Drugs & Diagnostics for Tropical Diseases: California, USA

This team successfully won a Discovery Award seed-funding grant to help further develop their ideas for their Longitude Prize application and create a diagnostic test  that helps solve the problem of global antibiotic resistance. Below we have asked them to explain their test and motivation for applying.

What is your test for?

Microbes are microscopic bugs that infect human beings and rely on a number of proteins for their survival and proliferation. Antibiotics fight these microbes by binding to those proteins and “jamming” them. Some microbes, however, have evolved into mutants and have become resistant to certain antibiotics. They feature mutated proteins, which the antibiotics can no longer bind to.

Our team is developing a test to determine if an antibiotic can still bind to its targeted protein or not. It will give an answer within minutes without any specialised equipment and will enable a medical doctor to test a patient in his/her office, and prescribe an antibiotic that will work.

Please share a more detailed description of this work from a medical professional’s perspective.

The standard methodology to determine which antibiotic should be prescribed for a given infection is to perform a susceptibility test.

The microbe is cultured on a plate in the presence of an array of potential antibiotics. Only the antibiotics that completely inhibit microbial growth can be recommended as treatment.

Susceptibility tests require a minimum of one day to perform, and do not allow a medical doctor to make a decision on the spot. We propose a rapid antimicrobial resistance test. The assay determines if, for a given pathogen, an antibiotic can bind to its intended biological target or if the latter has mutated into a drug-resistant form. Because binding events are so fast, the test will be complete within minutes, allowing a decision to be made at the point-of-care. The assay obviates the need for cell culture and is based on a lateral flow assay (LFA) format, the same format as the consumer pregnancy test.

Why did you apply and what will the Discovery Award funding be used for in your work? 

The proposed methodology is ambitious, but the data garnered using our Discovery Award will provide the confidence necessary to invest additional resources in our test. The funding will be used to generate a prototype focusing on the antibiotic ciprofloxacin.

What difference will your work make in the long term with regards to antimicrobial diagnostics? 

In the long term, we hope to extend our device to simultaneously analyse potential resistance to all antibiotics that are designated as essential medicines by the WHO. We further hope to create an algorithm for the management of pediatric diarrhoea, which remains a major killer worldwide.

If there is a design for a prototype, please describe it and how it will work.

The format is a lateral flow assay (LFA), where:

(1) The antibiotic is immobilised as a test line on a nitrocellulose strip.
(2) A microbe lysate is passed on the nitrocellulose.
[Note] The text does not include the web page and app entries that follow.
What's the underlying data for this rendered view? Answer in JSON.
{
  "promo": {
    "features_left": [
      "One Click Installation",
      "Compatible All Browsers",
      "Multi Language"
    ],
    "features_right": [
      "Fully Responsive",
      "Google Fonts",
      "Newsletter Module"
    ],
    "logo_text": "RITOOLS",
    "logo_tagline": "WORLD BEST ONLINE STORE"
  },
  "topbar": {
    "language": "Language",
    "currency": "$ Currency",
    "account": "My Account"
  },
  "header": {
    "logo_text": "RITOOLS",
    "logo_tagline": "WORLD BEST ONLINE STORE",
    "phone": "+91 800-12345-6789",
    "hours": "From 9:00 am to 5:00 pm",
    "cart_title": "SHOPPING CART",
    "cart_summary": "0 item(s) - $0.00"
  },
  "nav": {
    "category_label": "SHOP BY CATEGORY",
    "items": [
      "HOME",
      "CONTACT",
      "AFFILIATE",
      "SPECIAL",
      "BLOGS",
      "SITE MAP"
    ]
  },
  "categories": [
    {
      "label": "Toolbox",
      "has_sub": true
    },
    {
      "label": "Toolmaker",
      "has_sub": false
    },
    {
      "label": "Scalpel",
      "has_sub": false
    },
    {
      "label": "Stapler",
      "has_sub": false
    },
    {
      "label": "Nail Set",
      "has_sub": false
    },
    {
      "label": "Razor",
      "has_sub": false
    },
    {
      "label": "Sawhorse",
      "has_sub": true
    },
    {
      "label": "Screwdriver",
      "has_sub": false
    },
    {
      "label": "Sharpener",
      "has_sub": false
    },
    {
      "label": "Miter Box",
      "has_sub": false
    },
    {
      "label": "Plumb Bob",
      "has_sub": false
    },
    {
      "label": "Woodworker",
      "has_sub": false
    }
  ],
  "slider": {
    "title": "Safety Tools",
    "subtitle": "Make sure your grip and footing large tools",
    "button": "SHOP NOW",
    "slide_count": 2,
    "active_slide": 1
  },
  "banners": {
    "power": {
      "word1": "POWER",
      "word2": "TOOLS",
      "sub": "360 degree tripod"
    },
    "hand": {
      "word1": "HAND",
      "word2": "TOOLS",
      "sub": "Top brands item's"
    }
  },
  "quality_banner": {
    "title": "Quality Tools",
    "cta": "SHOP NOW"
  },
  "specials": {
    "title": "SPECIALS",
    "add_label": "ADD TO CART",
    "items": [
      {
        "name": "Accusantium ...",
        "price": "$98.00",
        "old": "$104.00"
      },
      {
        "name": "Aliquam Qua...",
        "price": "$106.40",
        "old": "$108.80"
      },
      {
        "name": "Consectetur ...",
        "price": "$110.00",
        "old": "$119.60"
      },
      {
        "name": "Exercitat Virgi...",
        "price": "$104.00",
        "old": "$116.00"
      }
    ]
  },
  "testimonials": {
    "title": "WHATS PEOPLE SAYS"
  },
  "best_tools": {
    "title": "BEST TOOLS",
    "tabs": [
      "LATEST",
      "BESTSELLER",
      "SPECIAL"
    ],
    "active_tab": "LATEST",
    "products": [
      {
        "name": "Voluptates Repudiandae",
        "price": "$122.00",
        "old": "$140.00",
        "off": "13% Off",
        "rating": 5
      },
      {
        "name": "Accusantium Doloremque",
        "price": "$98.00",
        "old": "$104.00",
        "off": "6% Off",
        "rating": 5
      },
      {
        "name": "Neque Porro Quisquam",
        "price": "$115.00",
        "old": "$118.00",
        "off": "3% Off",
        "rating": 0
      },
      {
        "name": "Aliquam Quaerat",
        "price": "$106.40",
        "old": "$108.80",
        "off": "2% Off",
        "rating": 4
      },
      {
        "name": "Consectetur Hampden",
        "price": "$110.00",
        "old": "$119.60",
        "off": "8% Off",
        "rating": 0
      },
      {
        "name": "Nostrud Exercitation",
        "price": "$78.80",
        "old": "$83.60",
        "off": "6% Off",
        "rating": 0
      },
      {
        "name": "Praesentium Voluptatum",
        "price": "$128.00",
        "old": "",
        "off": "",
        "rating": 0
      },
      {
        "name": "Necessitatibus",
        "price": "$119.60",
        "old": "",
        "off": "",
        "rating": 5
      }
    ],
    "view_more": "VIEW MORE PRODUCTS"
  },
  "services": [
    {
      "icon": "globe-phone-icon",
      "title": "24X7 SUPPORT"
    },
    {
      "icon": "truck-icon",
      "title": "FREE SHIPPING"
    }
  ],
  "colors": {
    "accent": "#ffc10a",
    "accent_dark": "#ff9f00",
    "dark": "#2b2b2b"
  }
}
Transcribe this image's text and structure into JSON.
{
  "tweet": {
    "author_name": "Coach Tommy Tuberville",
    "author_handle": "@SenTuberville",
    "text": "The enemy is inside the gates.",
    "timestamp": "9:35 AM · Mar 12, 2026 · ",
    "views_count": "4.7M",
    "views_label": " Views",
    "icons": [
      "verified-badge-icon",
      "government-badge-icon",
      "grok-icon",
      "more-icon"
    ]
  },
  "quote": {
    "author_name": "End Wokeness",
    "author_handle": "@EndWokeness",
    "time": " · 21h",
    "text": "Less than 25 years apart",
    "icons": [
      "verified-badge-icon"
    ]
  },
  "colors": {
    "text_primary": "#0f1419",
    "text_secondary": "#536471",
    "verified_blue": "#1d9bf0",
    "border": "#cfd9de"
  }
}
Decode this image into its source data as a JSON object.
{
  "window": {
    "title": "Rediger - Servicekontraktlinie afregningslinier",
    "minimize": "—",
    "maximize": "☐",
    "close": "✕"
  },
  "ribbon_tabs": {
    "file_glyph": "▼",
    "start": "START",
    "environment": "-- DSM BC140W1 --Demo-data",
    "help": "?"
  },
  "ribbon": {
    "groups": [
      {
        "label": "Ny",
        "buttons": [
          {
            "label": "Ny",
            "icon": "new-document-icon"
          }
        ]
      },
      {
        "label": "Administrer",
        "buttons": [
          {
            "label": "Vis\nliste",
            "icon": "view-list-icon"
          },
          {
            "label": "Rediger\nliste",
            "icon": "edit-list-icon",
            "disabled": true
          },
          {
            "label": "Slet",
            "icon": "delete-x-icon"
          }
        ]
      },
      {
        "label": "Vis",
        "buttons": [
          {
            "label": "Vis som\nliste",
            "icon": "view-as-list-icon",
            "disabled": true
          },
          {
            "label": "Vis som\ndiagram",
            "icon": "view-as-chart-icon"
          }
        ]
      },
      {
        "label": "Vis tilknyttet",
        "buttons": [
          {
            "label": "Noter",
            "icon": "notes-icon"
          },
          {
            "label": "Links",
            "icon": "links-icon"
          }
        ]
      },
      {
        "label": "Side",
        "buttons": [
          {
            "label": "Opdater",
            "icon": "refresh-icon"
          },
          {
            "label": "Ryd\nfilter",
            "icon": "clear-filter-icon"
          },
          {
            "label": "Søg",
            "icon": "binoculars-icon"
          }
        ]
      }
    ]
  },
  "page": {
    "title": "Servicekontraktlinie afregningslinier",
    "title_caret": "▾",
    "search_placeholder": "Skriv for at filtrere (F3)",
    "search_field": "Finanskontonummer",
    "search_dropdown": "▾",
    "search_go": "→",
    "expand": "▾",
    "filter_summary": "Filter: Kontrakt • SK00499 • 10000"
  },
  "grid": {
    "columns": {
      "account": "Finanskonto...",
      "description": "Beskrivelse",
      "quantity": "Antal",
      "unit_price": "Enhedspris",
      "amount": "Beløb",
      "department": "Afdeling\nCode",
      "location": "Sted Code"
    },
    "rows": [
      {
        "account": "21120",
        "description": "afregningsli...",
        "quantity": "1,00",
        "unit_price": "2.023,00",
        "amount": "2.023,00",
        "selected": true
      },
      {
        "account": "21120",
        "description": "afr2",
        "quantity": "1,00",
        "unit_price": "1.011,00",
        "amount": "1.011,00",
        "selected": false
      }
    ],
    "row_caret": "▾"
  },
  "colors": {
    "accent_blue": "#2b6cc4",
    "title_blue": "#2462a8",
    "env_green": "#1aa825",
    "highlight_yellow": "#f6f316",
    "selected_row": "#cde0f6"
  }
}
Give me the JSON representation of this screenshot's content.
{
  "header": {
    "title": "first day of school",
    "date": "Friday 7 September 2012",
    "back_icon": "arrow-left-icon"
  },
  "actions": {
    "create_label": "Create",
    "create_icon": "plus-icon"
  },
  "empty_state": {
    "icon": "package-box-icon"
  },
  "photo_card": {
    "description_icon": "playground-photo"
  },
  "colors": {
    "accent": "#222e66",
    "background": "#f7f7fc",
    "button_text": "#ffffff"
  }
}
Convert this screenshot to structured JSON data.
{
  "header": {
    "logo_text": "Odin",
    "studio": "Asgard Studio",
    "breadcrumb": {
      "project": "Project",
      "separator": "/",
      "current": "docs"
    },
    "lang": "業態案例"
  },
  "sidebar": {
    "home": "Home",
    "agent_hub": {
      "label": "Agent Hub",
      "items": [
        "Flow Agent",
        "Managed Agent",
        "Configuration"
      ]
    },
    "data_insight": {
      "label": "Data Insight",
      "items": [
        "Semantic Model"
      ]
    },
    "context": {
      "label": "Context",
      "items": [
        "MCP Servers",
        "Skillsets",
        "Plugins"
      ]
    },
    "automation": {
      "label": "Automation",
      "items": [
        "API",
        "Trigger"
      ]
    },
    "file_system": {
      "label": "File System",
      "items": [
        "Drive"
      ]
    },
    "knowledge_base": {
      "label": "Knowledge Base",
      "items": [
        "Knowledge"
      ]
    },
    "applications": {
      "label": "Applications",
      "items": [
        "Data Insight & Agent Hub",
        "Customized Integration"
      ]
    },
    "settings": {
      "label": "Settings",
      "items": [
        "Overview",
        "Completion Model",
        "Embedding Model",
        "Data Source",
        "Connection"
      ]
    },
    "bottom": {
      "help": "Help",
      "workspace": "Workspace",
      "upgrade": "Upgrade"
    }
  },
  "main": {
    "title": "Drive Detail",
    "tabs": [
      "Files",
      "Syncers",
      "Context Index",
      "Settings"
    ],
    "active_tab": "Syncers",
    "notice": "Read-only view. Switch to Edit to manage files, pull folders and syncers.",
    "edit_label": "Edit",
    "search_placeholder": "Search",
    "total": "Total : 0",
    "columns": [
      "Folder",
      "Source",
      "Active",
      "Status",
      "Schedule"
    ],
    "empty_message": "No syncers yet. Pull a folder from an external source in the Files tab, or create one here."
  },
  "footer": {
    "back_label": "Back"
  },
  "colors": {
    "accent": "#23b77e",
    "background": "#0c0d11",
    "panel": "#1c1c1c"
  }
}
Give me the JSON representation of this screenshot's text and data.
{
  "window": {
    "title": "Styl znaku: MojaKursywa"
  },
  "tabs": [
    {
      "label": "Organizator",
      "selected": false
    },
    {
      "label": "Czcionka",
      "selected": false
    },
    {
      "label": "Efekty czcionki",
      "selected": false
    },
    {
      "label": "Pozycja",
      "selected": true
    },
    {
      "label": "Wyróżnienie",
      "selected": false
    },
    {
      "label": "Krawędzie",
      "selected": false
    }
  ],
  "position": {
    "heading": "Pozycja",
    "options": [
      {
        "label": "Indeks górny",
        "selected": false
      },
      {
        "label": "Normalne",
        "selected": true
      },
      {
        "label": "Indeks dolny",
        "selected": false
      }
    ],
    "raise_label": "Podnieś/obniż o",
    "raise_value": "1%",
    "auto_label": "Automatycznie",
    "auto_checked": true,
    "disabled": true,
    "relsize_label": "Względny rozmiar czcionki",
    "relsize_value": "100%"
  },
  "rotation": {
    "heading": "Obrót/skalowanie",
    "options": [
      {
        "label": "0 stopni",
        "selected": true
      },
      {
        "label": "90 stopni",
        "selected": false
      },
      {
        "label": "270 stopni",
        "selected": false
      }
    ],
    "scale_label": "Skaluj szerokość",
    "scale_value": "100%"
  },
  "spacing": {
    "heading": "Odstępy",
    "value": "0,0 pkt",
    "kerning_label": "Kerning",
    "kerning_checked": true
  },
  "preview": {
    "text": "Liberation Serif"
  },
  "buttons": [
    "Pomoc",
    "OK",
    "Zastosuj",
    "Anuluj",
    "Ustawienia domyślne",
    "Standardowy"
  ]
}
The biological target will bind to the test line, but only if it is drug-susceptible and is devoid of drug-resistant mutations.
(3) Brightly colored reporter nanoparticles conjugated to an anti-target antibody are run onto the nitrocellulose. They will bind to the target-test line complex, giving rise to a visual signal.

Specifically, the prototype will be configured to determine if the antibiotic ciprofloxacin can bind its target, DNA-gyrase, in an E. coli lysate. Furthermore, we will employ high-contrast gold nanoparticles recently co-developed with nanoComposix, San Diego.

Who is on your team?

Dr. Marco A. Biamonte (Founder, CEO)
Dr. Valerie Pasquetto (VP of Operations)
Dr. Maria J. Gonzalez-Moa (Sr. Scientist)
Mr. Bijan Pedram (Sr. Scientist).